Over the past few weeks, three American states have taken steps to protect more of their prime farmland. California, Michigan and Pennsylvania all announced plans to preserve additional parcels of agricultural land. Meanwhile, there are still no details from the Ontario government about its promised “Farms Forever” program to protect the province’s best farmland for food production.
“Farms Forever” was mentioned by Ontario’s Environment and Climate Change Minister in his response to Food & Water First’s request for a 10-year moratorium on non-farming development impacting Class 1 farmland. Glen Murray wrote to a supporter:
“I recognize the important contributions that are made by Ontario farms and farming operations to our economy, to sustaining rural communities and to keeping our environment green. In fact, working with the agricultural sector is part of our climate change strategy.”
The Minister ended his letter with a handwritten note: “Going to look into where we are on Farms Forever.”
We thank Glen Murray for his response, and urge him and his cabinet colleagues to take action. “Farms Forever” was announced during last spring’s provincial election. Another spring is approaching.
In this International Year of Soils, the vital resource that grows our food, filters our water, stores carbon and keeps us alive is getting plenty of attention. Even at the White House. The U-S Office of Science and Technology Policy was set up in 1976 to advise the President on scientific issues. Over the next year, the OSTP is going to feature special reports on the importance of soil. In this March blog, it quotes former president Franklin D. Roosevelt:

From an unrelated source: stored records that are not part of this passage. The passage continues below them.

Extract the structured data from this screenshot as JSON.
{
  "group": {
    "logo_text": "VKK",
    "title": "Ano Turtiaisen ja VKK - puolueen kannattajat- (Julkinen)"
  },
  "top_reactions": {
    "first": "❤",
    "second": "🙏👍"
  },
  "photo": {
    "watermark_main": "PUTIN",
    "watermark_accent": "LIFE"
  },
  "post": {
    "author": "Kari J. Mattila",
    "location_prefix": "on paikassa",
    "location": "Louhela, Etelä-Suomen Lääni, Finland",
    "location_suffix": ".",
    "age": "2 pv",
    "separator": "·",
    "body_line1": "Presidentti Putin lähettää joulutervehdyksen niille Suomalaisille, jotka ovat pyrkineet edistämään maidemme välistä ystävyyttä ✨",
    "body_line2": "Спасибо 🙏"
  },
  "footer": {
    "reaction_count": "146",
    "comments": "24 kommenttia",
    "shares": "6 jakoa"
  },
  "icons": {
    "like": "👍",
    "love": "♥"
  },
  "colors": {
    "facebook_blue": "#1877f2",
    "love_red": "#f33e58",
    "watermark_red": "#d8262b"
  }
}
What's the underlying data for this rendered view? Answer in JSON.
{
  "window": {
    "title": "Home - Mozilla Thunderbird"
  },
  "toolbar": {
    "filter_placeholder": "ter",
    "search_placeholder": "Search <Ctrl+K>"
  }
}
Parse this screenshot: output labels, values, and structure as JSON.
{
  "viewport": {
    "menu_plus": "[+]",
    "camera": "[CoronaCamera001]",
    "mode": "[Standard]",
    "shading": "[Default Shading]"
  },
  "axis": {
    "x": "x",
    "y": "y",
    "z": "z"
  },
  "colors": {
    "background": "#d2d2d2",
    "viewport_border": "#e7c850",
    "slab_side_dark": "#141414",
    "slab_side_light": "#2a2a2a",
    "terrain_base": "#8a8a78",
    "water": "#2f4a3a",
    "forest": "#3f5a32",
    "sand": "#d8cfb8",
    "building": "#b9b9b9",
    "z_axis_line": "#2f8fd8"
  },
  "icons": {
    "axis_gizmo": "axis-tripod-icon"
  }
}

It is known as the Saudi Arabia of Water. But Brazil’s largest city, Sao Paulo, is facing a crisis with residents and businesses rationing water as taps run dry. The CBC’s Anna Maria Tremonte explored this dilemma in an excellent program on The Currrent. Have a listen: CBC Radio: Brazil’s Water Woes